The College of Saint Benedict/Saint John's University theater department is producing the play, "The Laramie Project: Ten Years Later." 

The play will be performed at 7:30 p.m. March 3-5, 2 p.m. March 6 and 7:30 p.m. March 10-12 at the Colman Theater, Benedicta Arts Center, CSB. 

The Tectonic Theater in New York created a play called "The Laramie Project" from interviews with people after the murder of Matthew Shepard, a young man who was killed in 1998 in Laramie, Wyoming, supposedly because he was gay. 

Due in part to the graphic nature of his death, people from around the country cited this incident as a hate crime and rallied in support of gay rights. 

"The Laramie Project: Ten Years Later" looks at the community still confused by the gruesome killing. This is a new play based on new interviews asking people from Laramie how they felt about the murder 10 years later after new facts had come to light. 

Moisés Kaufman adapted both plays from the recorded interviews. 

"One intriguing aspect of the more recent play is the fact the residents of Laramie seem to be struggling to find the 'real' truth behind the murder," said CSB/SJU professor of theater Kaarin Johnston, who is directing the show. "The play calls into question the notion of historical truth and asks how much of our own history is a product which we, ourselves, create." 

The play will feature photographs of Laramie as well as pre-recorded video and live video that Johnston says should help provide a visual background for the text. 

The CSB/SJU production will consist of 10 students (nine of which are first-years and sophomores) who play more than 50 characters. The play was written for five actors, but Johnston said the choice was made to use 10 actors for the CSB/SJU production. 

The stage manager is SJU senior Elliot Drolet and the lighting design is by CSB senior Jessica Davis. 

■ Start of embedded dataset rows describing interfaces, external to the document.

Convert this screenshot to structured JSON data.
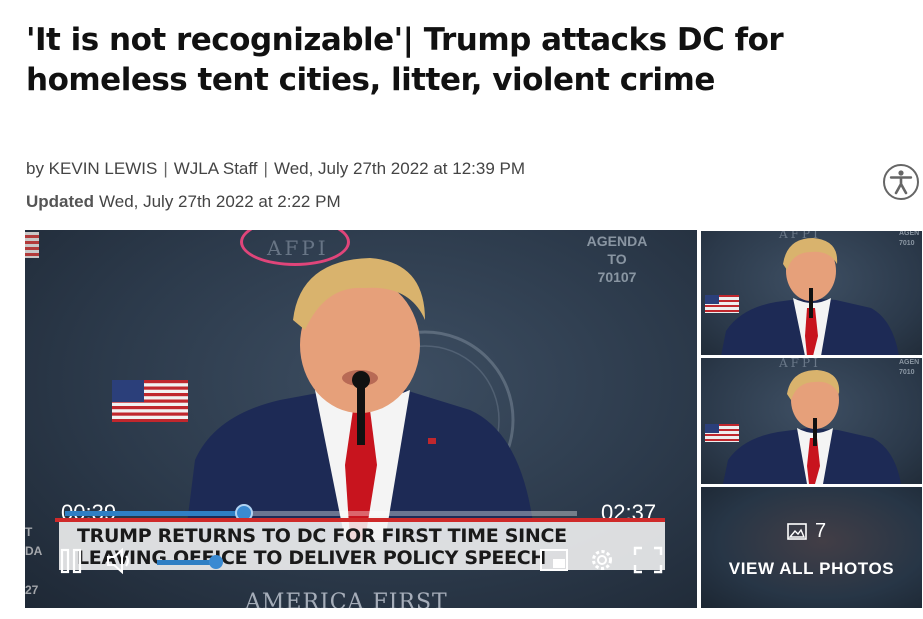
{
  "article": {
    "headline": "'It is not recognizable'| Trump attacks DC for homeless tent cities, litter, violent crime",
    "byline": {
      "by": "by KEVIN LEWIS",
      "sep1": "|",
      "org": "WJLA Staff",
      "sep2": "|",
      "published": "Wed, July 27th 2022 at 12:39 PM"
    },
    "updated_label": "Updated",
    "updated_time": "Wed, July 27th 2022 at 2:22 PM"
  },
  "accessibility": {
    "icon": "accessibility-person-icon"
  },
  "video": {
    "backdrop_text_top": "AFPI",
    "agenda_lines": [
      "AGENDA",
      "TO",
      "70107"
    ],
    "arc_text": "AMERICA FIRST",
    "bottom_text": "AMERICA FIRST",
    "current_time": "00:39",
    "duration": "02:37",
    "progress": 0.35,
    "volume": 0.95,
    "lower_third_line1": "TRUMP RETURNS TO DC FOR FIRST TIME SINCE",
    "lower_third_line2": "LEAVING OFFICE TO DELIVER POLICY SPEECH",
    "left_edge_text": [
      "T",
      "DA",
      "27"
    ],
    "controls": [
      "pause-icon",
      "volume-icon",
      "pip-icon",
      "settings-gear-icon",
      "fullscreen-icon"
    ],
    "colors": {
      "accent": "#2f7fc4",
      "lower_third_bar": "#cf2a2a",
      "highlight_circle": "#e0457a"
    }
  },
  "gallery": {
    "thumb_top_text": "AFPI",
    "thumb_agenda": [
      "AGEN",
      "7010"
    ],
    "photo_count": "7",
    "photo_icon": "image-icon",
    "view_all_label": "VIEW ALL PHOTOS"
  }
}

Tickets for the play are $7 for students, staff, faculty and seniors and $10 for the public. Students also can get credit for Fine Arts Experience (FAE).